I work full time, go to school, and run a theater's box office. Those things, plus just everyday life, mean that I don't even have much time for sleep. People don't tell me I should drop any of those things to spend more time with him. But if I had a partner that took up even a third as much time as those things, everyone would be quick to tell me how much I was neglecting my husband.
Thank you nocutename, Harriet, and BiDanFan. It was actually helpful for me to read this discussion section. Good points have been made, some that were hard to read, but true nonetheless.
@86, KateRose, your explanation of anchor/satellite is how I've approached poly. My husband is my anchor, my boyfriend was my satellite, but I considered both their feelings as equally as possible when there were bumps. The relationship with DPICS felt that way from his side as well, but obviously there was a lack of communication between us on that front.
Ex DPics,
Thanks for writing in, and I'm sorry you got hurt. Are you able to talk about why his wife suggested opening the relationship, and whether she explored at all on her end? It's certainly unusual for a woman to propose non-monogamy and then not appreciate it. (It's more common for men to regret opening a marriage, when they find out that their wives have an easier time dating.)
EricaP @90: "It's certainly unusual for a woman to propose non-monogamy and then not appreciate it."

Oh, I wouldn't assume that at all! I think it's very common for people, of whatever gender, to think about opening a relationship because they want to have sex with / date other people, but then to discover they are far more jealous than they had anticipated when their partner starts having sex with / dating other people. Going down the gender-stereotypes road, men are thought to have an easier time separating love and sex, so it makes sense that a woman might feel her partner's sexual interest in others was a sign that his love for her was at risk, and experience jealousy on that basis. Women are socialised to view other women as competitors for men; a lot might find it difficult to believe the other partner wasn't trying to take "her" man away. Men are also not as used to communicating about relationships as women, and poly requires a LOT of communicating, so it seems reasonable to expect that men would often fail to give their partners as much communication as they require to reassure them when they get a new partner. So yeah, I think it would be pretty common for women to discover that sharing their partners was not all they expected it would be.
Ex DPics, I hope that your anchor is able to support you through this. A breakup hurts no matter how many other partners one has, but having the support of others that love us can at least make it more bearable.
I'm Mrs. DICKPICS. The three of us have had some communication issues that have made for lots of crossed wires. Being apart from DICKPICS for 9 months (6 months more than the initial 3 months we'd agreed to) has taken a toll on our closeness and communication.

I introduced them because they seemed to both be interested in sex, and I was comfortable with that. They progressed into a relationship which I didn't find out about until an off-handed status update. Again, communication problems.

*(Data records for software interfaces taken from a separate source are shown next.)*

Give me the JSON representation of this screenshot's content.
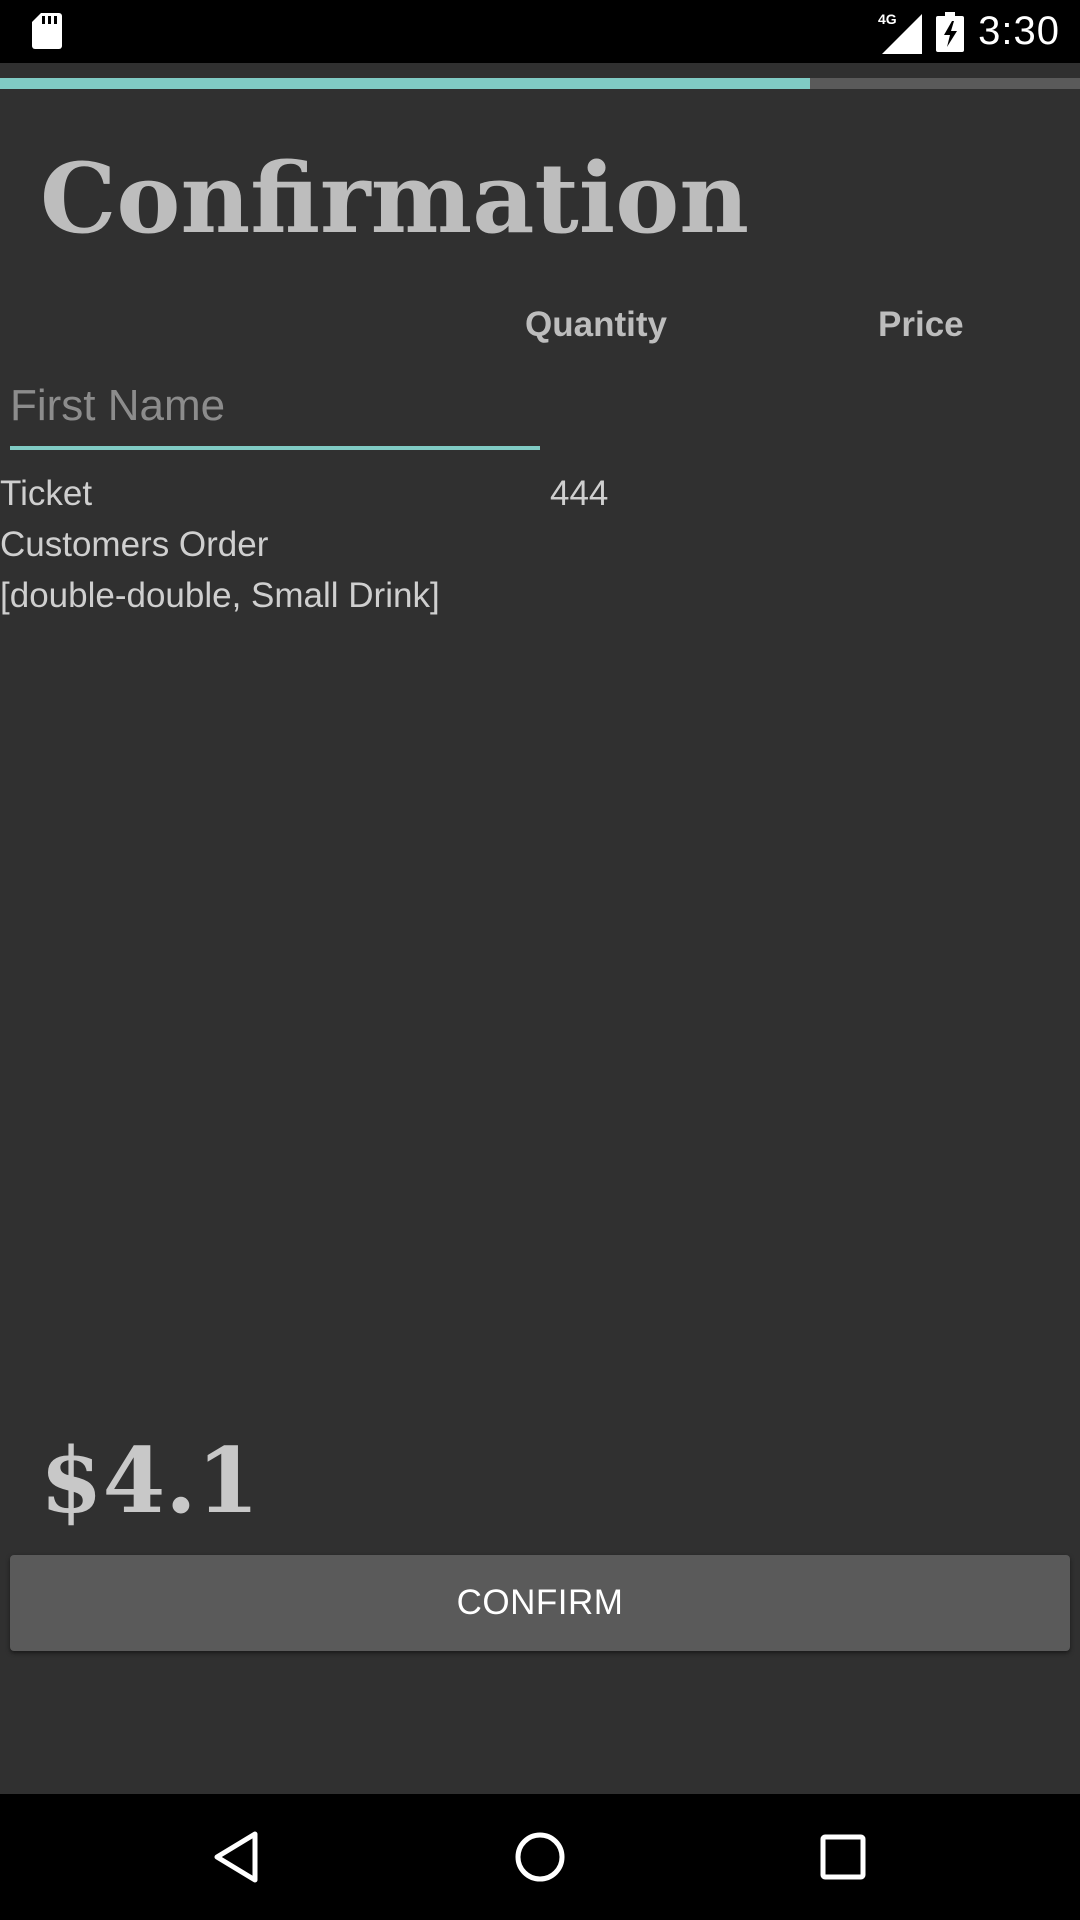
{
  "status_bar": {
    "time": "3:30",
    "network_label": "4G",
    "icons": [
      "sd-card-icon",
      "signal-icon",
      "battery-charging-icon"
    ]
  },
  "progress": {
    "value": 0.75,
    "fill_color": "#80cbc4",
    "track_color": "#5a5a5a"
  },
  "page": {
    "title": "Confirmation",
    "columns": {
      "quantity": "Quantity",
      "price": "Price"
    }
  },
  "form": {
    "first_name": {
      "value": "",
      "placeholder": "First Name"
    }
  },
  "details": {
    "ticket_label": "Ticket",
    "ticket_value": "444",
    "order_label": "Customers Order",
    "order_items": "[double-double, Small Drink]"
  },
  "total": "$4.1",
  "actions": {
    "confirm_label": "CONFIRM"
  },
  "nav_bar": {
    "icons": [
      "back-icon",
      "home-icon",
      "recents-icon"
    ]
  },
  "colors": {
    "background": "#303030",
    "accent": "#80cbc4",
    "button": "#5a5a5a"
  }
}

Recently, I said that I was *bad* at poly, that I didn't feel very poly, and that they shouldn't break up. Since we started our poly journey, I've confronted and dealt with difficult feelings in self-harming ways. I've been in therapy to better deal with internalizing my struggles. It's helping. Which is why I thought we could make it work. So each time someone asked "you sure?" I'd feel strangely about it, but figure I could deal with those issues myself. Turns out I'm not good at it.

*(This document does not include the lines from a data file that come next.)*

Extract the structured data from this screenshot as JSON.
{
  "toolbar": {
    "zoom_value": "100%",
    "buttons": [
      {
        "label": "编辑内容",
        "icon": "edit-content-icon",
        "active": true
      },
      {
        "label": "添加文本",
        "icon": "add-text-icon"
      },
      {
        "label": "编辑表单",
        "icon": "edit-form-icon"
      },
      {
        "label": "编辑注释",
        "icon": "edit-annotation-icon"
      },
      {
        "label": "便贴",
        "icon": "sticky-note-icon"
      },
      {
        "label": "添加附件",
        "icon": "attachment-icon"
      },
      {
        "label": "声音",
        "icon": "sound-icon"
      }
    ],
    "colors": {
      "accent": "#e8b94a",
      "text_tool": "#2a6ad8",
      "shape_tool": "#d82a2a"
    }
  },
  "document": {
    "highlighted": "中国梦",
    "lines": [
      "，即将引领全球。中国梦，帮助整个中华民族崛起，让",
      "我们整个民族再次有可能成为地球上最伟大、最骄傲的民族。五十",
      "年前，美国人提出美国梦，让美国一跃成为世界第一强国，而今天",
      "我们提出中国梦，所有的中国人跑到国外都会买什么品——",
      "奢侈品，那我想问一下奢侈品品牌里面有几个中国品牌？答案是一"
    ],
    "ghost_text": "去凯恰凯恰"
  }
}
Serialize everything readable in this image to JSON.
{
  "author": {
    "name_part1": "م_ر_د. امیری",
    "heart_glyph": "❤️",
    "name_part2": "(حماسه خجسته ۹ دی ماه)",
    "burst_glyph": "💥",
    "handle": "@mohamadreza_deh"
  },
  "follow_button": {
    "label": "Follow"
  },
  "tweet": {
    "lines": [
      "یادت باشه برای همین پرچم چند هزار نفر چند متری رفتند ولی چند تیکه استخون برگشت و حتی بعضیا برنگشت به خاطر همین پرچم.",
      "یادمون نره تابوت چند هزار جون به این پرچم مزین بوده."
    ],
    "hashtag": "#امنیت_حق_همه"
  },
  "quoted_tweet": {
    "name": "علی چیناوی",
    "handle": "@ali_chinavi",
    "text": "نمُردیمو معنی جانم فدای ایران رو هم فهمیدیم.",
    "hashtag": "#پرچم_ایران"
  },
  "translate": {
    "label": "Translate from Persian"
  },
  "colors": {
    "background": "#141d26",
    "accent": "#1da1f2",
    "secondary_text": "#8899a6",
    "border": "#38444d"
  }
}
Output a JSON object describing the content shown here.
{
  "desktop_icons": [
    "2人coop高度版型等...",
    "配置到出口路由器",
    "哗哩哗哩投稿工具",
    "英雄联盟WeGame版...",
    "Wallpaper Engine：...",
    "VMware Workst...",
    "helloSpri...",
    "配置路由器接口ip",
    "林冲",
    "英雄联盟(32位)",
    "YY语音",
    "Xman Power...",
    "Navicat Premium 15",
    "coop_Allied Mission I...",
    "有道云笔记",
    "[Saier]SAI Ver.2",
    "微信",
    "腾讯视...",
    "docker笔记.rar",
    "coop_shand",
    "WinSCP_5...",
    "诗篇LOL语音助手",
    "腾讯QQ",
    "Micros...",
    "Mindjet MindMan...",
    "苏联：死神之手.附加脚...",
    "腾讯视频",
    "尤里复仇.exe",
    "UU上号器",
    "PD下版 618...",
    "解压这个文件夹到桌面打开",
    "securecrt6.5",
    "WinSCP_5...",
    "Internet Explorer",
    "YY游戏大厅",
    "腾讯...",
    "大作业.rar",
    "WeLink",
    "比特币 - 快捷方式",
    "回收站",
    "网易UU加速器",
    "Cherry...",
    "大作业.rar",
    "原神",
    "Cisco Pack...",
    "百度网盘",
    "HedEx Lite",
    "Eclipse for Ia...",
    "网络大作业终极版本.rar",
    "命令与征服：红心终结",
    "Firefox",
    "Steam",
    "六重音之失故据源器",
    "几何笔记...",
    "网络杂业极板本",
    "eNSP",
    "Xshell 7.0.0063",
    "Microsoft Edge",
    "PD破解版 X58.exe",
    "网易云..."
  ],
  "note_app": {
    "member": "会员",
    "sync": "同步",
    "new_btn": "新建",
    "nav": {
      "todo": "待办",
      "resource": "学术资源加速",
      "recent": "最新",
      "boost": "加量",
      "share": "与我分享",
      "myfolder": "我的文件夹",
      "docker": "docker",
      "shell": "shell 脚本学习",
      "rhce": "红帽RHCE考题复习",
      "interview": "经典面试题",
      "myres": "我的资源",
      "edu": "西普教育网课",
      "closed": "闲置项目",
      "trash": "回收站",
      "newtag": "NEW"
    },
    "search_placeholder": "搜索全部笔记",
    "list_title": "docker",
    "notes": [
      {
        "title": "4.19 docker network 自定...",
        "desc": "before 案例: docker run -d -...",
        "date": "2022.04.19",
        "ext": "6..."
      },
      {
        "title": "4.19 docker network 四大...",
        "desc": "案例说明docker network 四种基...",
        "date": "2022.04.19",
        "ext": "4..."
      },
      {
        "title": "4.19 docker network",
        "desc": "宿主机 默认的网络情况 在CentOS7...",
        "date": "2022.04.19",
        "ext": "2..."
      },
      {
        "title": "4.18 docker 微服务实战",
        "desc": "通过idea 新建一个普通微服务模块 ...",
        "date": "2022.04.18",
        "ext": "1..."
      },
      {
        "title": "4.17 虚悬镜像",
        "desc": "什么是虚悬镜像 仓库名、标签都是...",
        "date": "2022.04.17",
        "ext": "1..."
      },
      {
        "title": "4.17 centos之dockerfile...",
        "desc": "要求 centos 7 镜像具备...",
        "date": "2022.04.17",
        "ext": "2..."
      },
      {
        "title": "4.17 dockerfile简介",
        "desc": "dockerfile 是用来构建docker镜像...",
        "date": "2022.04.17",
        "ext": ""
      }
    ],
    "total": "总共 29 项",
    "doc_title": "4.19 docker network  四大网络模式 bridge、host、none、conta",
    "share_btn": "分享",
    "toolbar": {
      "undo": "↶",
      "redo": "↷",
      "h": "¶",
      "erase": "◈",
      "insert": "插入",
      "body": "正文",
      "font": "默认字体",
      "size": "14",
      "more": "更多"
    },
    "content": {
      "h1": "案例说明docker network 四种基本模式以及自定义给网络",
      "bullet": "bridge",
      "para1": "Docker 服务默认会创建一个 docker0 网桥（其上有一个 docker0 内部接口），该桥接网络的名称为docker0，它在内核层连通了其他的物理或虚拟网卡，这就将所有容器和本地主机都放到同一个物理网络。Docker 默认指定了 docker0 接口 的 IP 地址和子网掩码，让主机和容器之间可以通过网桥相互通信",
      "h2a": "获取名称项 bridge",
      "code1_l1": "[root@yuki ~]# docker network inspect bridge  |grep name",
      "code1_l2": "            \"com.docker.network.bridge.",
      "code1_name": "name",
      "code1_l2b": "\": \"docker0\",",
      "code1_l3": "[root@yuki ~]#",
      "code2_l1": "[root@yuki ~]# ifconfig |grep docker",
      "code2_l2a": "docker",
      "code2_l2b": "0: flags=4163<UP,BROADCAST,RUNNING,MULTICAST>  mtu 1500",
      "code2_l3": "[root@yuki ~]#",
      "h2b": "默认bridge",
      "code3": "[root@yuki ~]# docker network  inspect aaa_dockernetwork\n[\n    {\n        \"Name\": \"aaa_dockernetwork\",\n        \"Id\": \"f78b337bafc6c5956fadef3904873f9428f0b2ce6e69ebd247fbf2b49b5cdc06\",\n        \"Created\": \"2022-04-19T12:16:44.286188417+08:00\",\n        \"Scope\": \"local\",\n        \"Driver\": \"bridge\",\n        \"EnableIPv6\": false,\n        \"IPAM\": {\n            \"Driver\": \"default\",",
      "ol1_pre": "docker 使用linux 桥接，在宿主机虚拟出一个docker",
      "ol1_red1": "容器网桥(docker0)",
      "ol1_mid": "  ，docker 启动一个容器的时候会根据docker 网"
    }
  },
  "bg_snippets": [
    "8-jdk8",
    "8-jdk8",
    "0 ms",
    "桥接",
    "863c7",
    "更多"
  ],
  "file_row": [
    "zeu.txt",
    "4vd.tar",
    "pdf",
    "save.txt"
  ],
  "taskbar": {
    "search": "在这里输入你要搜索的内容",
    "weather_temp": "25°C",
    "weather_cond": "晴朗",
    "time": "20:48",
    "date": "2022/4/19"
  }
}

DICKPICS cares about her. If this wasn't very clear in the OP, it should be made clear here. They could potentially make it work in the future (I know they're both open to that but struggling with it), but the priority for me right now has to be selling the house and settling into a home again.